### [Assigned task]
With nothing added or dropped, copy the data that follows exactly.

*** Block opens ***

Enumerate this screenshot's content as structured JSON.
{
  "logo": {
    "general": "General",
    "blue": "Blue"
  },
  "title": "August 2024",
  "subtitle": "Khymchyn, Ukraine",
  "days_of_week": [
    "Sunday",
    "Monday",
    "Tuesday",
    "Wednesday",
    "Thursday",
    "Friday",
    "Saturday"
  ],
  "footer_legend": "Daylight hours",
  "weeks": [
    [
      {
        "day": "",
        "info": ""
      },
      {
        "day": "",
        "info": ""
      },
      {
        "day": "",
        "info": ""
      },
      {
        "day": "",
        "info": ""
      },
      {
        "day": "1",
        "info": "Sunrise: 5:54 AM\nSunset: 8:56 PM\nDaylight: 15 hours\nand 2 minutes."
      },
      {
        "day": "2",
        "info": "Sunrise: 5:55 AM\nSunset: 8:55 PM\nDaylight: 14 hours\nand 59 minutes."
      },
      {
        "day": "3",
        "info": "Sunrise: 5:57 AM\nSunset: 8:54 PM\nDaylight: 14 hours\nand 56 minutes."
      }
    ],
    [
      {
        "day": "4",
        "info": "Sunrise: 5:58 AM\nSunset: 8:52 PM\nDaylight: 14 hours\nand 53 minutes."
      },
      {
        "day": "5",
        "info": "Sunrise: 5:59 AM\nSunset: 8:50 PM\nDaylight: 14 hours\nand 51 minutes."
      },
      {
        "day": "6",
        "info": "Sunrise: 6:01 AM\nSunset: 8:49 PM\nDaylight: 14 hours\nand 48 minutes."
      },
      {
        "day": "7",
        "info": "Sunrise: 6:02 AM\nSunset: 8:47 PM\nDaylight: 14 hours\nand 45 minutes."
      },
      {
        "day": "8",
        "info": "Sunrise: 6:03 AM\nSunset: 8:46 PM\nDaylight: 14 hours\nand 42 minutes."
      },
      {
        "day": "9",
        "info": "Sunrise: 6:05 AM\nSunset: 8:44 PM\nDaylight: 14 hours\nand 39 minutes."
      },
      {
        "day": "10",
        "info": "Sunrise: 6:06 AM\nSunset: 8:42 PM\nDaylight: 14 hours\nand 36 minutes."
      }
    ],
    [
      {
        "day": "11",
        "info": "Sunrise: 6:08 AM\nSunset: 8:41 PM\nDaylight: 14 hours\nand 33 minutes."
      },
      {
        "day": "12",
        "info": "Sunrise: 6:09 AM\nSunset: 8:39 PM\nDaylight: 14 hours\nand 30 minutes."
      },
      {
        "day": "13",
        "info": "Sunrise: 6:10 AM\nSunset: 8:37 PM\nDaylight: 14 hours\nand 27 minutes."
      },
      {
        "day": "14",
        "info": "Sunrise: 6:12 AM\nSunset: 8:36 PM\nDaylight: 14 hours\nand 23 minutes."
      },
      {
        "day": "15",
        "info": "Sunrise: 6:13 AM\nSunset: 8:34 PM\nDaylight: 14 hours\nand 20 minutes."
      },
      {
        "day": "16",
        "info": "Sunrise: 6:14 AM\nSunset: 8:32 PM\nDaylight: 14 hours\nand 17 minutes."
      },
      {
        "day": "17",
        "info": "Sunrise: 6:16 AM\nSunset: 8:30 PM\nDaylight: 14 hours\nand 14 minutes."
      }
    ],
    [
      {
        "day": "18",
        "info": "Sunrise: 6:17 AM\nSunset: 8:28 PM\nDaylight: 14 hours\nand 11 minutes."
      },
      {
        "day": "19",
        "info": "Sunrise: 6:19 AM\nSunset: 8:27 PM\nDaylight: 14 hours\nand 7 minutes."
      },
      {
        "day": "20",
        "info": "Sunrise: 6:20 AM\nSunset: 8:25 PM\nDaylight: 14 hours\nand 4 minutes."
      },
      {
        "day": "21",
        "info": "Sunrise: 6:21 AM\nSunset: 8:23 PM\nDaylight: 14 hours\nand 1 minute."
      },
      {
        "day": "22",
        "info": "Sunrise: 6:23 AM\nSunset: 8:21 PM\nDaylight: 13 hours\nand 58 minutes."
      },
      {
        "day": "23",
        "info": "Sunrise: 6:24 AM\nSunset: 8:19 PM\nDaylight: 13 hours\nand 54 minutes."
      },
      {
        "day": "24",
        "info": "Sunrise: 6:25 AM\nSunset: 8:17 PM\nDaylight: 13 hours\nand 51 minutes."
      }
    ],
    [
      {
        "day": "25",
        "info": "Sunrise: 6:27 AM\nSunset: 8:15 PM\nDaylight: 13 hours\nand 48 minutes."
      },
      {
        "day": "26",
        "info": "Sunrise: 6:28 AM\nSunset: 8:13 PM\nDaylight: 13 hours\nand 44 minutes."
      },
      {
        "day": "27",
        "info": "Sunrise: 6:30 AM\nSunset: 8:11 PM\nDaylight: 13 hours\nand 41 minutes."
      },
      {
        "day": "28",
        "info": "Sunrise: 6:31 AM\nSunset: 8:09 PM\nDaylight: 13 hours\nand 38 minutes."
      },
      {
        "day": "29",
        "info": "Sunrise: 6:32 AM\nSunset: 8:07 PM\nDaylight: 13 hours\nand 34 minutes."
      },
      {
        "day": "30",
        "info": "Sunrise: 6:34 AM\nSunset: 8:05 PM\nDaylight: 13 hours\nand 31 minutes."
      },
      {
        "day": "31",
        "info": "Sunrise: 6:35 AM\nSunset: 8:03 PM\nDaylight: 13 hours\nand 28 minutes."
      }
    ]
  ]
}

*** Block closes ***

### [Answer to this problem]
Enumerate this screenshot's content as structured JSON.
{
  "logo": {
    "general": "General",
    "blue": "Blue"
  },
  "title": "August 2024",
  "subtitle": "Khymchyn, Ukraine",
  "days_of_week": [
    "Sunday",
    "Monday",
    "Tuesday",
    "Wednesday",
    "Thursday",
    "Friday",
    "Saturday"
  ],
  "footer_legend": "Daylight hours",
  "weeks": [
    [
      {
        "day": "",
        "info": ""
      },
      {
        "day": "",
        "info": ""
      },
      {
        "day": "",
        "info": ""
      },
      {
        "day": "",
        "info": ""
      },
      {
        "day": "1",
        "info": "Sunrise: 5:54 AM\nSunset: 8:56 PM\nDaylight: 15 hours\nand 2 minutes."
      },
      {
        "day": "2",
        "info": "Sunrise: 5:55 AM\nSunset: 8:55 PM\nDaylight: 14 hours\nand 59 minutes."
      },
      {
        "day": "3",
        "info": "Sunrise: 5:57 AM\nSunset: 8:54 PM\nDaylight: 14 hours\nand 56 minutes."
      }
    ],
    [
      {
        "day": "4",
        "info": "Sunrise: 5:58 AM\nSunset: 8:52 PM\nDaylight: 14 hours\nand 53 minutes."
      },
      {
        "day": "5",
        "info": "Sunrise: 5:59 AM\nSunset: 8:50 PM\nDaylight: 14 hours\nand 51 minutes."
      },
      {
        "day": "6",
        "info": "Sunrise: 6:01 AM\nSunset: 8:49 PM\nDaylight: 14 hours\nand 48 minutes."
      },
      {
        "day": "7",
        "info": "Sunrise: 6:02 AM\nSunset: 8:47 PM\nDaylight: 14 hours\nand 45 minutes."
      },
      {
        "day": "8",
        "info": "Sunrise: 6:03 AM\nSunset: 8:46 PM\nDaylight: 14 hours\nand 42 minutes."
      },
      {
        "day": "9",
        "info": "Sunrise: 6:05 AM\nSunset: 8:44 PM\nDaylight: 14 hours\nand 39 minutes."
      },
      {
        "day": "10",
        "info": "Sunrise: 6:06 AM\nSunset: 8:42 PM\nDaylight: 14 hours\nand 36 minutes."
      }
    ],
    [
      {
        "day": "11",
        "info": "Sunrise: 6:08 AM\nSunset: 8:41 PM\nDaylight: 14 hours\nand 33 minutes."
      },
      {
        "day": "12",
        "info": "Sunrise: 6:09 AM\nSunset: 8:39 PM\nDaylight: 14 hours\nand 30 minutes."
      },
      {
        "day": "13",
        "info": "Sunrise: 6:10 AM\nSunset: 8:37 PM\nDaylight: 14 hours\nand 27 minutes."
      },
      {
        "day": "14",
        "info": "Sunrise: 6:12 AM\nSunset: 8:36 PM\nDaylight: 14 hours\nand 23 minutes."
      },
      {
        "day": "15",
        "info": "Sunrise: 6:13 AM\nSunset: 8:34 PM\nDaylight: 14 hours\nand 20 minutes."
      },
      {
        "day": "16",
        "info": "Sunrise: 6:14 AM\nSunset: 8:32 PM\nDaylight: 14 hours\nand 17 minutes."
      },
      {
        "day": "17",
        "info": "Sunrise: 6:16 AM\nSunset: 8:30 PM\nDaylight: 14 hours\nand 14 minutes."
      }
    ],
    [
      {
        "day": "18",
        "info": "Sunrise: 6:17 AM\nSunset: 8:28 PM\nDaylight: 14 hours\nand 11 minutes."
      },
      {
        "day": "19",
        "info": "Sunrise: 6:19 AM\nSunset: 8:27 PM\nDaylight: 14 hours\nand 7 minutes."
      },
      {
        "day": "20",
        "info": "Sunrise: 6:20 AM\nSunset: 8:25 PM\nDaylight: 14 hours\nand 4 minutes."
      },
      {
        "day": "21",
        "info": "Sunrise: 6:21 AM\nSunset: 8:23 PM\nDaylight: 14 hours\nand 1 minute."
      },
      {
        "day": "22",
        "info": "Sunrise: 6:23 AM\nSunset: 8:21 PM\nDaylight: 13 hours\nand 58 minutes."
      },
      {
        "day": "23",
        "info": "Sunrise: 6:24 AM\nSunset: 8:19 PM\nDaylight: 13 hours\nand 54 minutes."
      },
      {
        "day": "24",
        "info": "Sunrise: 6:25 AM\nSunset: 8:17 PM\nDaylight: 13 hours\nand 51 minutes."
      }
    ],
    [
      {
        "day": "25",
        "info": "Sunrise: 6:27 AM\nSunset: 8:15 PM\nDaylight: 13 hours\nand 48 minutes."
      },
      {
        "day": "26",
        "info": "Sunrise: 6:28 AM\nSunset: 8:13 PM\nDaylight: 13 hours\nand 44 minutes."
      },
      {
        "day": "27",
        "info": "Sunrise: 6:30 AM\nSunset: 8:11 PM\nDaylight: 13 hours\nand 41 minutes."
      },
      {
        "day": "28",
        "info": "Sunrise: 6:31 AM\nSunset: 8:09 PM\nDaylight: 13 hours\nand 38 minutes."
      },
      {
        "day": "29",
        "info": "Sunrise: 6:32 AM\nSunset: 8:07 PM\nDaylight: 13 hours\nand 34 minutes."
      },
      {
        "day": "30",
        "info": "Sunrise: 6:34 AM\nSunset: 8:05 PM\nDaylight: 13 hours\nand 31 minutes."
      },
      {
        "day": "31",
        "info": "Sunrise: 6:35 AM\nSunset: 8:03 PM\nDaylight: 13 hours\nand 28 minutes."
      }
    ]
  ]
}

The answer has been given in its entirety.